Trivia games have been popular at South Carolina bars and restaurants for years, and the taste for trivia shows no sign of slowing down. Nearly every night, teams of friends can be found competing for prizes by conjuring often-useless bits of little-known information from their memories.
According to trivia host Sean Amormino, the game allows people to engage and communicate with others rather than doing something more solitary such as watching TV or staring at their cell phones. A good host will keep them coming back as well, he says. Fellow host Lucas Sams believes the competitive factor attracts people, as well as the social aspects of having food and drink and fellowship.
Teams often give themselves funny names such as Work Hard Play Harder, Bad Marinara and We'll Get 'Em Next Time. They also can search several places before settling on a venue where the host and the style of questions feel comfortable. Player Joe Cranney says he likes the game that Sams runs because he asks a wide variety of questions in categories such as sports, science, geography, history and music.

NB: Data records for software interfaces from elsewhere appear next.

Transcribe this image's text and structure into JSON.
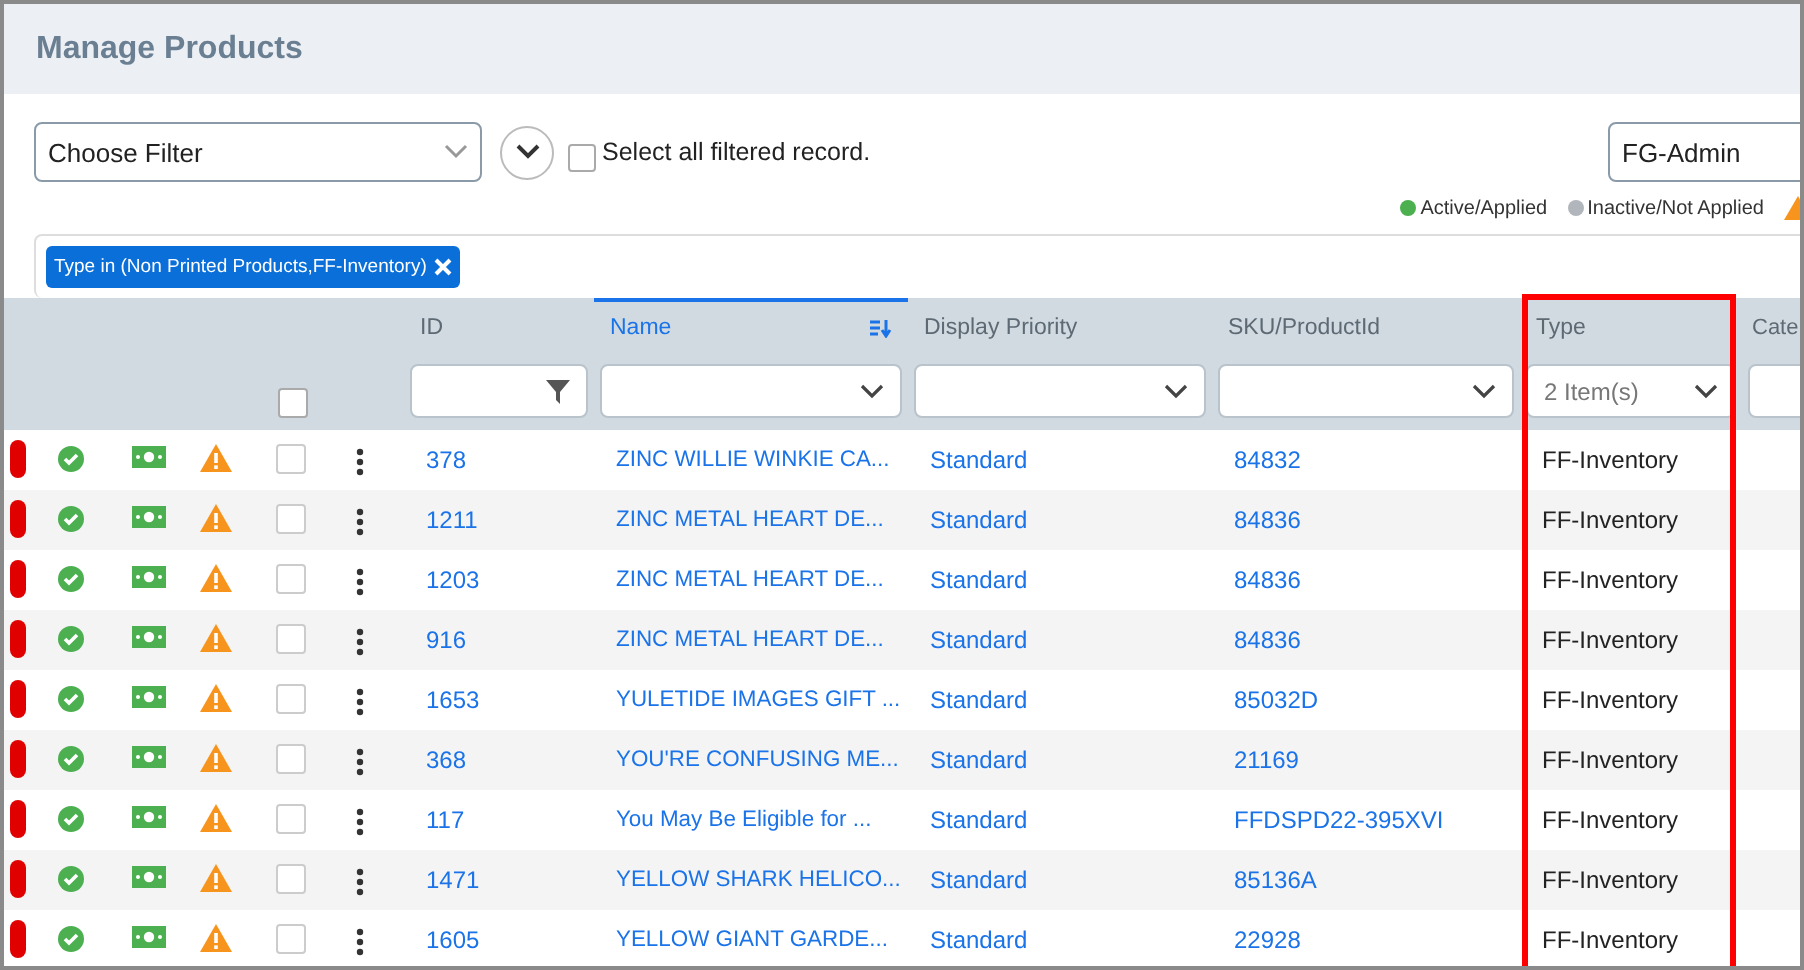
{
  "title": "Manage Products",
  "filter": {
    "placeholder": "Choose Filter"
  },
  "select_all": {
    "label": "Select all filtered record.",
    "checked": false
  },
  "role": {
    "value": "FG-Admin"
  },
  "legend": [
    {
      "label": "Active/Applied",
      "color": "#4caf50"
    },
    {
      "label": "Inactive/Not Applied",
      "color": "#b0b6bb"
    }
  ],
  "chips": [
    {
      "label": "Type in (Non Printed Products,FF-Inventory)"
    }
  ],
  "header_checkbox": {
    "checked": false
  },
  "columns": [
    {
      "label": "ID",
      "kind": "text",
      "sorted": false,
      "highlighted": false
    },
    {
      "label": "Name",
      "kind": "dropdown",
      "sorted": true,
      "highlighted": false
    },
    {
      "label": "Display Priority",
      "kind": "dropdown",
      "sorted": false,
      "highlighted": false
    },
    {
      "label": "SKU/ProductId",
      "kind": "dropdown",
      "sorted": false,
      "highlighted": false
    },
    {
      "label": "Type",
      "kind": "dropdown",
      "value": "2 Item(s)",
      "sorted": false,
      "highlighted": true
    },
    {
      "label": "Cate",
      "sorted": false,
      "highlighted": false
    }
  ],
  "rows": [
    {
      "checked": false,
      "cells": [
        "378",
        "ZINC WILLIE WINKIE CA...",
        "Standard",
        "84832",
        "FF-Inventory"
      ]
    },
    {
      "checked": false,
      "cells": [
        "1211",
        "ZINC METAL HEART DE...",
        "Standard",
        "84836",
        "FF-Inventory"
      ]
    },
    {
      "checked": false,
      "cells": [
        "1203",
        "ZINC METAL HEART DE...",
        "Standard",
        "84836",
        "FF-Inventory"
      ]
    },
    {
      "checked": false,
      "cells": [
        "916",
        "ZINC METAL HEART DE...",
        "Standard",
        "84836",
        "FF-Inventory"
      ]
    },
    {
      "checked": false,
      "cells": [
        "1653",
        "YULETIDE IMAGES GIFT ...",
        "Standard",
        "85032D",
        "FF-Inventory"
      ]
    },
    {
      "checked": false,
      "cells": [
        "368",
        "YOU'RE CONFUSING ME...",
        "Standard",
        "21169",
        "FF-Inventory"
      ]
    },
    {
      "checked": false,
      "cells": [
        "117",
        "You May Be Eligible for ...",
        "Standard",
        "FFDSPD22-395XVI",
        "FF-Inventory"
      ]
    },
    {
      "checked": false,
      "cells": [
        "1471",
        "YELLOW SHARK HELICO...",
        "Standard",
        "85136A",
        "FF-Inventory"
      ]
    },
    {
      "checked": false,
      "cells": [
        "1605",
        "YELLOW GIANT GARDE...",
        "Standard",
        "22928",
        "FF-Inventory"
      ]
    }
  ]
}
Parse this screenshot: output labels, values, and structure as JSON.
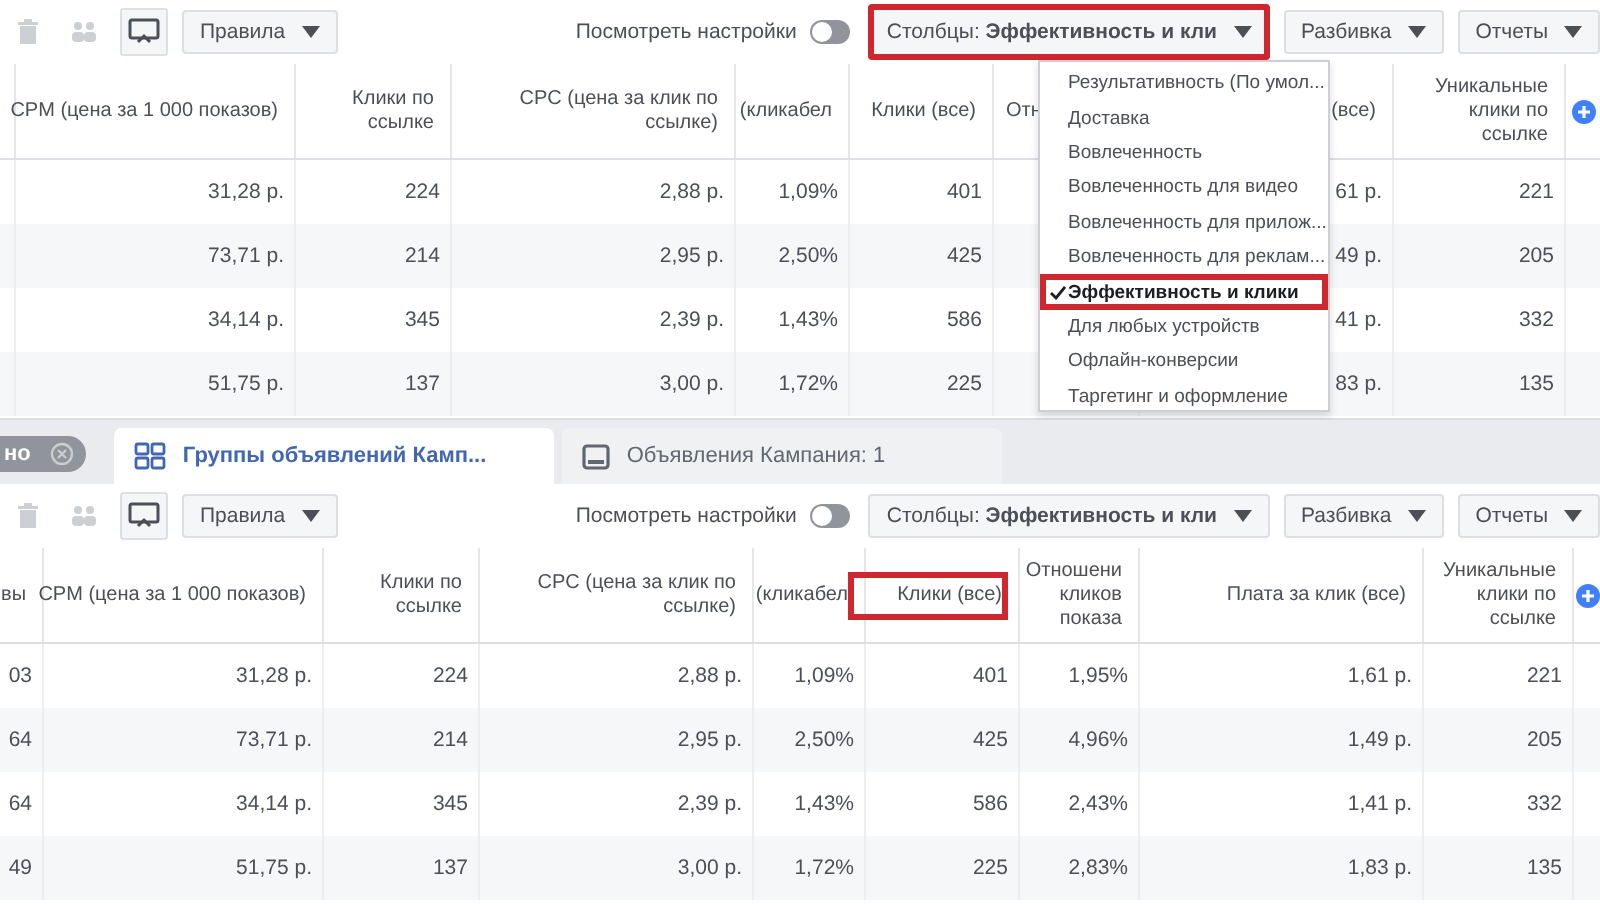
{
  "top_panel": {
    "toolbar": {
      "rules_button": "Правила",
      "settings_label": "Посмотреть настройки",
      "settings_toggle": {
        "on": false
      },
      "columns_button": {
        "label": "Столбцы: **Эффективность и кли**",
        "highlighted": true
      },
      "breakdown_button": "Разбивка",
      "reports_button": "Отчеты"
    },
    "table": {
      "columns": [
        {
          "lines": [
            "CPM (цена за 1 000 показов)"
          ],
          "highlighted": false
        },
        {
          "lines": [
            "Клики по",
            "ссылке"
          ],
          "highlighted": false
        },
        {
          "lines": [
            "CPC (цена за клик по",
            "ссылке)"
          ],
          "highlighted": false
        },
        {
          "lines": [
            "(кликабел"
          ],
          "highlighted": false
        },
        {
          "lines": [
            "Клики (все)"
          ],
          "highlighted": false
        },
        {
          "lines": [
            "Отн"
          ],
          "highlighted": false
        },
        {
          "lines": [
            "(все)"
          ],
          "highlighted": false
        },
        {
          "lines": [
            "Уникальные",
            "клики по",
            "ссылке"
          ],
          "highlighted": false
        }
      ],
      "rows": [
        [
          "31,28 р.",
          "224",
          "2,88 р.",
          "1,09%",
          "401",
          "",
          "61 р.",
          "221"
        ],
        [
          "73,71 р.",
          "214",
          "2,95 р.",
          "2,50%",
          "425",
          "",
          "49 р.",
          "205"
        ],
        [
          "34,14 р.",
          "345",
          "2,39 р.",
          "1,43%",
          "586",
          "",
          "41 р.",
          "332"
        ],
        [
          "51,75 р.",
          "137",
          "3,00 р.",
          "1,72%",
          "225",
          "",
          "83 р.",
          "135"
        ]
      ]
    },
    "columns_menu": {
      "items": [
        {
          "label": "Результативность (По умол...",
          "selected": false,
          "highlighted": false
        },
        {
          "label": "Доставка",
          "selected": false,
          "highlighted": false
        },
        {
          "label": "Вовлеченность",
          "selected": false,
          "highlighted": false
        },
        {
          "label": "Вовлеченность для видео",
          "selected": false,
          "highlighted": false
        },
        {
          "label": "Вовлеченность для прилож...",
          "selected": false,
          "highlighted": false
        },
        {
          "label": "Вовлеченность для реклам...",
          "selected": false,
          "highlighted": false
        },
        {
          "label": "Эффективность и клики",
          "selected": true,
          "highlighted": true
        },
        {
          "label": "Для любых устройств",
          "selected": false,
          "highlighted": false
        },
        {
          "label": "Офлайн-конверсии",
          "selected": false,
          "highlighted": false
        },
        {
          "label": "Таргетинг и оформление",
          "selected": false,
          "highlighted": false
        }
      ]
    }
  },
  "bottom_panel": {
    "filter_pill": {
      "label": "но"
    },
    "tabs": [
      {
        "label": "Группы объявлений Камп...",
        "selected": true
      },
      {
        "label": "Объявления Кампания: 1",
        "selected": false
      }
    ],
    "toolbar": {
      "rules_button": "Правила",
      "settings_label": "Посмотреть настройки",
      "settings_toggle": {
        "on": false
      },
      "columns_button": {
        "label": "Столбцы: **Эффективность и кли**",
        "highlighted": false
      },
      "breakdown_button": "Разбивка",
      "reports_button": "Отчеты"
    },
    "table": {
      "columns": [
        {
          "lines": [
            "вы"
          ],
          "highlighted": false
        },
        {
          "lines": [
            "CPM (цена за 1 000 показов)"
          ],
          "highlighted": false
        },
        {
          "lines": [
            "Клики по",
            "ссылке"
          ],
          "highlighted": false
        },
        {
          "lines": [
            "CPC (цена за клик по",
            "ссылке)"
          ],
          "highlighted": false
        },
        {
          "lines": [
            "(кликабел"
          ],
          "highlighted": false
        },
        {
          "lines": [
            "Клики (все)"
          ],
          "highlighted": true
        },
        {
          "lines": [
            "Отношени",
            "кликов",
            "показа"
          ],
          "highlighted": false
        },
        {
          "lines": [
            "Плата за клик (все)"
          ],
          "highlighted": false
        },
        {
          "lines": [
            "Уникальные",
            "клики по",
            "ссылке"
          ],
          "highlighted": false
        }
      ],
      "rows": [
        [
          "03",
          "31,28 р.",
          "224",
          "2,88 р.",
          "1,09%",
          "401",
          "1,95%",
          "1,61 р.",
          "221"
        ],
        [
          "64",
          "73,71 р.",
          "214",
          "2,95 р.",
          "2,50%",
          "425",
          "4,96%",
          "1,49 р.",
          "205"
        ],
        [
          "64",
          "34,14 р.",
          "345",
          "2,39 р.",
          "1,43%",
          "586",
          "2,43%",
          "1,41 р.",
          "332"
        ],
        [
          "49",
          "51,75 р.",
          "137",
          "3,00 р.",
          "1,72%",
          "225",
          "2,83%",
          "1,83 р.",
          "135"
        ]
      ]
    }
  }
}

He also ends every game with a question about the periodic table, which keeps players on their toes about the elements.
The basic element, of course, is the players' knowledge and memories, which can sometimes fail, said Victoria Van Zomeren. "I hate when you know the answer, but you can't think of it. It's very frustrating. And then he says the answer and you're like, 'I knew that,' and you really did, but it just wouldn't come."
But that's the way it goes sometimes, in life as in trivia.